Throwing people overboard never grew old.

They were many kilometers from shore. Jack was an excellent swimmer, but that distance was beyond him.

Jack managed to raised one his feet far enough to kick the chief in his own stomach. The man yelped and fell backwards.

The other pirates and crew were now involved in their own fights. So far there was no gunfire.

He had almost lost his balance and fallen overboard. They only thing keeping him on board were his thighs wrapped around the bottom rung of the railing.

For a moment, Jack was twenty years old and back in basic training, hanging by his knees from a parallel bar ten feet off the ground. The Drill Sergeant was screaming at him to complete another inverted sit-up or to go home to his mommy.

Jack hadn’t had a mommy to go home to for quite some time, so he did as he was ordered.

He lunged through the railing and back on to the deck. By now, the chief was back on his feet. He leaped at Jack with arms outstretched, reaching for Jack’s throat.

Jack still had his knife, but he didn’t want to use it.

He extended his other arm, palm outstretched with his fingers skyward. As the chief fell towards him Jack’s palm met with the chief’s chin. The chief sprawled backwards, his head hitting the deck.

Now there were other problems: The crew and the pirates were engaged in close combat. The pirates seemed to be winning. They were fewer in number, but more accustomed to fighting.

The chief’s machine gun was still on the deck near the railing. Jack picked the weapon up. It was a semi-automatic, the same type of weapon Jack had used so many times before. The weapon he hoped never to have used again.

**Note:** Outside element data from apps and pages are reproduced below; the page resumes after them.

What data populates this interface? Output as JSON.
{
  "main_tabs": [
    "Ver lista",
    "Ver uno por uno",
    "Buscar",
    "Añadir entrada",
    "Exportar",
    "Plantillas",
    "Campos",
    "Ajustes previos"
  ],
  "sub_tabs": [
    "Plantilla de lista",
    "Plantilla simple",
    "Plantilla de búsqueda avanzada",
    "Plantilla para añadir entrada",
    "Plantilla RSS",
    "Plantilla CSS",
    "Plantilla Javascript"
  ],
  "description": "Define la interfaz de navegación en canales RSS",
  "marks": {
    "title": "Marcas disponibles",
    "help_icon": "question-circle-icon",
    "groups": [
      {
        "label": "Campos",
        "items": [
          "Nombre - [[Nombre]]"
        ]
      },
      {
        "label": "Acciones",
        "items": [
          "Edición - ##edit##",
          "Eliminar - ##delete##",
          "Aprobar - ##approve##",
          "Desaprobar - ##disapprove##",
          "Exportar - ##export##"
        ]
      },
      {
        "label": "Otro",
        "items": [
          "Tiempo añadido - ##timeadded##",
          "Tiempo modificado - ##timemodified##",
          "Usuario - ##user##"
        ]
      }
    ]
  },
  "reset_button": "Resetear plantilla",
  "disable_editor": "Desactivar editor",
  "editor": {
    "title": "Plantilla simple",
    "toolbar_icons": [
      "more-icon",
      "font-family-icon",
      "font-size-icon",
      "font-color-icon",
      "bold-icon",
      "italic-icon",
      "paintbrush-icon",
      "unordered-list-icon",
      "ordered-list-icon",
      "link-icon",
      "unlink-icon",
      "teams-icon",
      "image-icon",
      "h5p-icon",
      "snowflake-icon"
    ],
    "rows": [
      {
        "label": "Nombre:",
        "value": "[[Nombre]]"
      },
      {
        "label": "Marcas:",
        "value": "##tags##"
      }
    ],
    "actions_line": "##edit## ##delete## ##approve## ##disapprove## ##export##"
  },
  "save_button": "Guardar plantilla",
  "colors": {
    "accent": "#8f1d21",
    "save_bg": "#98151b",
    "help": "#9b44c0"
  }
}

Hope wasn’t a factor. The situation was here, and he needed to deal with it.